There’s a big problem thwarting cybersecurity today and it has to do with people – those at the top specifically, according to Mansur Hasib, a cybersecurity professor at the University System of Maryland.
“Many executives have taken the view that cybersecurity is control of people, limiting people’s use, essentially telling people they are dumb, that they cannot use technology, that their ability to load software on their computers will be disabled,” said Hasib, who wrote the books “Cybersecurity Leadership” and “The Impact of Security Culture on Security Compliance,” and earned a doctorate in cybersecurity from Capital Technology University in Laurel, Md. “Most companies run IT and cybersecurity where IT professionals live in these hallowed halls and they do not share knowledge.”
As part of his doctoral dissertation on cybersecurity in 2013, in fact, Hasib conducted a national study across a wide swath of organizations in the U.S. and found that half of healthcare entities operate IT and cybersecurity efforts through non-IT officers such as the CFO or the chief administrative officer.
Further, one-third of healthcare organizations have no CIO and one-fifth have no plan to hire a CIO anytime soon.
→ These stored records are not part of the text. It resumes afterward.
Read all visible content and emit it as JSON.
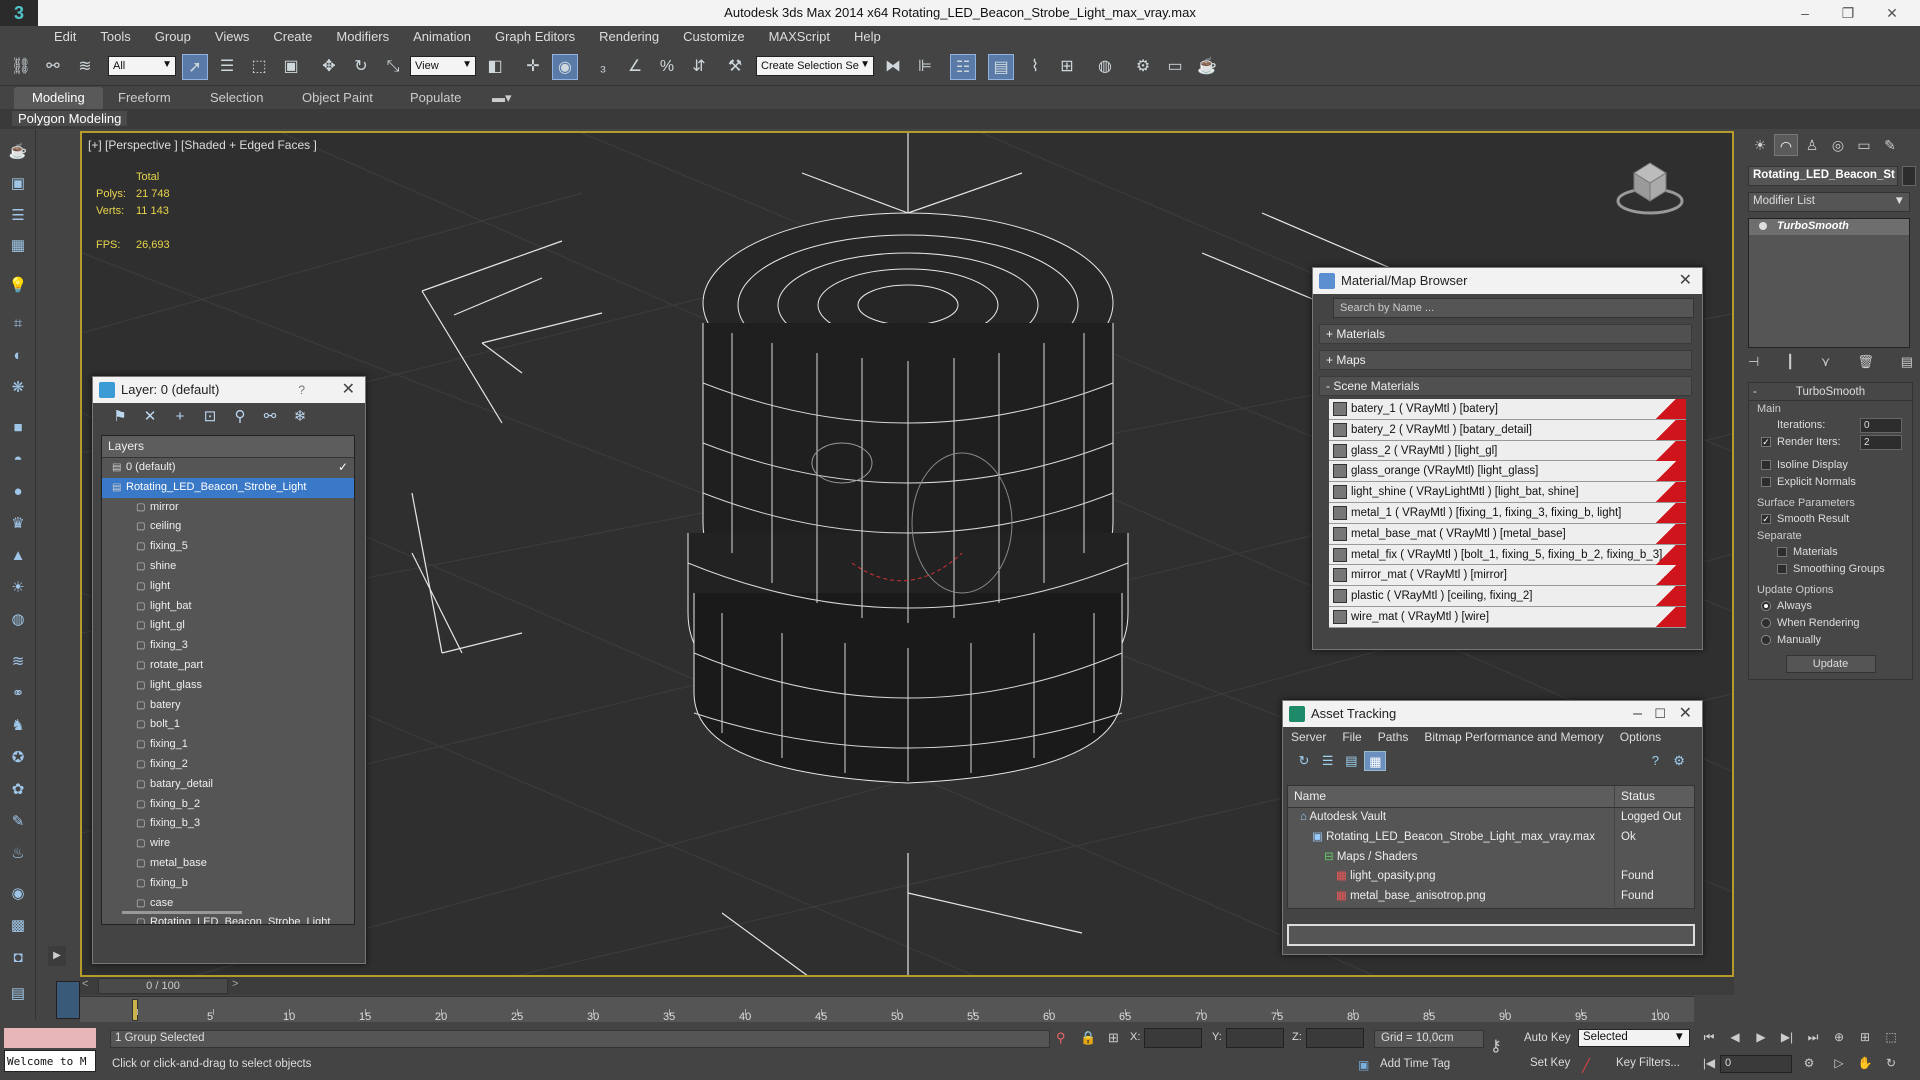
{
  "app": {
    "logo": "3",
    "title": "Autodesk 3ds Max  2014 x64      Rotating_LED_Beacon_Strobe_Light_max_vray.max",
    "win_min": "–",
    "win_max": "❐",
    "win_close": "✕"
  },
  "menu": [
    "Edit",
    "Tools",
    "Group",
    "Views",
    "Create",
    "Modifiers",
    "Animation",
    "Graph Editors",
    "Rendering",
    "Customize",
    "MAXScript",
    "Help"
  ],
  "toolbar": {
    "filter_value": "All",
    "refcoord_value": "View",
    "selection_set_placeholder": "Create Selection Se"
  },
  "ribbon": {
    "tabs": [
      "Modeling",
      "Freeform",
      "Selection",
      "Object Paint",
      "Populate"
    ],
    "active_tab": "Modeling",
    "sub_label": "Polygon Modeling"
  },
  "viewport": {
    "label": "[+] [Perspective ] [Shaded + Edged Faces ]",
    "stats": {
      "total_label": "Total",
      "polys_label": "Polys:",
      "polys_value": "21 748",
      "verts_label": "Verts:",
      "verts_value": "11 143",
      "fps_label": "FPS:",
      "fps_value": "26,693"
    }
  },
  "layers_panel": {
    "title": "Layer: 0 (default)",
    "help": "?",
    "close": "✕",
    "header": "Layers",
    "rows": [
      {
        "label": "0 (default)",
        "level": 0,
        "selected": false,
        "check": "✓"
      },
      {
        "label": "Rotating_LED_Beacon_Strobe_Light",
        "level": 0,
        "selected": true,
        "check": ""
      },
      {
        "label": "mirror",
        "level": 1
      },
      {
        "label": "ceiling",
        "level": 1
      },
      {
        "label": "fixing_5",
        "level": 1
      },
      {
        "label": "shine",
        "level": 1
      },
      {
        "label": "light",
        "level": 1
      },
      {
        "label": "light_bat",
        "level": 1
      },
      {
        "label": "light_gl",
        "level": 1
      },
      {
        "label": "fixing_3",
        "level": 1
      },
      {
        "label": "rotate_part",
        "level": 1
      },
      {
        "label": "light_glass",
        "level": 1
      },
      {
        "label": "batery",
        "level": 1
      },
      {
        "label": "bolt_1",
        "level": 1
      },
      {
        "label": "fixing_1",
        "level": 1
      },
      {
        "label": "fixing_2",
        "level": 1
      },
      {
        "label": "batary_detail",
        "level": 1
      },
      {
        "label": "fixing_b_2",
        "level": 1
      },
      {
        "label": "fixing_b_3",
        "level": 1
      },
      {
        "label": "wire",
        "level": 1
      },
      {
        "label": "metal_base",
        "level": 1
      },
      {
        "label": "fixing_b",
        "level": 1
      },
      {
        "label": "case",
        "level": 1
      },
      {
        "label": "Rotating_LED_Beacon_Strobe_Light",
        "level": 1
      }
    ]
  },
  "material_browser": {
    "title": "Material/Map Browser",
    "close": "✕",
    "search_placeholder": "Search by Name ...",
    "sections": [
      "+ Materials",
      "+ Maps",
      "- Scene Materials"
    ],
    "materials": [
      "batery_1  ( VRayMtl )  [batery]",
      "batery_2  ( VRayMtl )  [batary_detail]",
      "glass_2  ( VRayMtl )  [light_gl]",
      "glass_orange  (VRayMtl)  [light_glass]",
      "light_shine  ( VRayLightMtl )  [light_bat, shine]",
      "metal_1  ( VRayMtl )  [fixing_1, fixing_3, fixing_b, light]",
      "metal_base_mat  ( VRayMtl )  [metal_base]",
      "metal_fix  ( VRayMtl )  [bolt_1, fixing_5, fixing_b_2, fixing_b_3]",
      "mirror_mat  ( VRayMtl )  [mirror]",
      "plastic  ( VRayMtl )  [ceiling, fixing_2]",
      "wire_mat  ( VRayMtl )  [wire]"
    ]
  },
  "asset_tracking": {
    "title": "Asset Tracking",
    "menu": [
      "Server",
      "File",
      "Paths",
      "Bitmap Performance and Memory",
      "Options"
    ],
    "columns": [
      "Name",
      "Status"
    ],
    "rows": [
      {
        "name": "Autodesk Vault",
        "status": "Logged Out",
        "indent": 1
      },
      {
        "name": "Rotating_LED_Beacon_Strobe_Light_max_vray.max",
        "status": "Ok",
        "indent": 2
      },
      {
        "name": "Maps / Shaders",
        "status": "",
        "indent": 3
      },
      {
        "name": "light_opasity.png",
        "status": "Found",
        "indent": 4
      },
      {
        "name": "metal_base_anisotrop.png",
        "status": "Found",
        "indent": 4
      }
    ]
  },
  "command_panel": {
    "object_name": "Rotating_LED_Beacon_St",
    "modifier_list": "Modifier List",
    "modifier": "TurboSmooth",
    "rollout_title": "TurboSmooth",
    "main_label": "Main",
    "iterations_label": "Iterations:",
    "iterations_value": "0",
    "render_iters_label": "Render Iters:",
    "render_iters_value": "2",
    "isoline_label": "Isoline Display",
    "explicit_label": "Explicit Normals",
    "surface_label": "Surface Parameters",
    "smooth_label": "Smooth Result",
    "separate_label": "Separate",
    "materials_label": "Materials",
    "smoothing_label": "Smoothing Groups",
    "update_label": "Update Options",
    "always_label": "Always",
    "when_rendering_label": "When Rendering",
    "manually_label": "Manually",
    "update_button": "Update",
    "collapse_sign": "-"
  },
  "timeline": {
    "position": "0 / 100",
    "ticks": [
      "5",
      "10",
      "15",
      "20",
      "25",
      "30",
      "35",
      "40",
      "45",
      "50",
      "55",
      "60",
      "65",
      "70",
      "75",
      "80",
      "85",
      "90",
      "95",
      "100"
    ]
  },
  "status": {
    "maxscript_text": "Welcome to M",
    "selection_info": "1 Group Selected",
    "hint": "Click or click-and-drag to select objects",
    "x_label": "X:",
    "y_label": "Y:",
    "z_label": "Z:",
    "grid": "Grid = 10,0cm",
    "add_time_tag": "Add Time Tag",
    "auto_key": "Auto Key",
    "set_key": "Set Key",
    "selected_dd": "Selected",
    "key_filters": "Key Filters...",
    "frame_value": "0"
  },
  "colors": {
    "viewport_border": "#b59b2c",
    "selection_blue": "#3a79c7",
    "material_red": "#d0141c",
    "stats_yellow": "#e8d44c"
  }
}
He said this is an enormous problem for healthcare cybersecurity today.
Hasib will speak at The HIMSS and Healthcare IT News Privacy & Security Forum, May 11-12, 2016, in Los Angeles, California.
“Anthem, which had the biggest security breach in healthcare, runs IT through its chief administrative officer,” Hasib said. “These executives, with their MBA backgrounds, have no clue about IT and security, so why is this person in charge of it? Yes, they have a CIO, but no real CIO should work for a CFO or CAO. If I am a CIO and I am not reporting directly to the CEO, then I am not a CIO.”
That problem starts in graduate schools, Hasib said, where the lack of focus on IT or cybersecurity is partially responsible for what London Business School researcher and professor Gary Hamel determined, which is that innovation and productivity in the U.S. are half of what they were in 1972.
Individuals and employees, on the other hand, are armed with greater access to technology than they have ever had. Today’s mobile phones and tablets, for instance, effectively democratize IT by putting it in just about everyone’s hands. As a result, the concept of technology run by a privileged few no longer works.
“That’s why there is a massive failure – the trust divide between executives and the common people,” Hasib explained. “Employees realize they do not have access or a role. But the reality is everyone handles data and technology, therefore the ultimate cybersecurity posture of any organization depends on people. Behavior of people determines ultimate success.”
Hasib learned about that massive failure when Anthem breached his own health data. And because of Anthem’s reporting structure, Hasib has a cure to the company’s cybersecurity woes that is blunt. “In order to improve cybersecurity, fire some CEOs,” he said. “If any CEO thinks their CFO can run their IT and cybersecurity, then that CEO does not belong in the CEO role.”
Hasib went on to say that the reason there has been such a decline in innovation in America – innovation by employees that is needed to bolster cybersecurity – is because Corporate America has put leaders on an anointed pedestal.
“We think authority is leadership, but it is not – knowledge is leadership,” he said. “Every one of us has some knowledge we can use to guide others in whatever it is we know. Leadership is guiding someone to a purpose, usually where that person wants to go. Management is forcing someone to go where you want that person to go. It is much better to inspire people and lead them to where they want to go.”
As such, any C-suite officer can inspire values in employees throughout an organization, values that in the case of cybersecurity can include, for example, loyalty, trust and innovation.
“A company that does not have the loyalty of the people in its organization will never have cybersecurity,” Hasib said. “Great companies have a culture where they allow people to take risks – and understand innovation by itself has risk.”
Hasib cited as an example a nuclear power plant he studied. Needless to say, safety was a value its leaders promulgated throughout the organization.
“There, safety is the culture,” he explained. “Every employee is incentivized. Their business is based on how many hours they can go without a safety incident. In healthcare, does any organization give incentives for how many days without data loss? You can certainly have a goal of zero data loss, that is easy enough. What if you rewarded people for that? Everything is negative today, and people are not excited about negative stimulus. Leaders should give people incentives and reward innovation.”
Cybersecurity must indeed be about continuous innovation, Hasib added. Without innovation, an organization will never have cybersecurity, and it’s people who create a culture of innovation.
[Source:- Healthcare it news]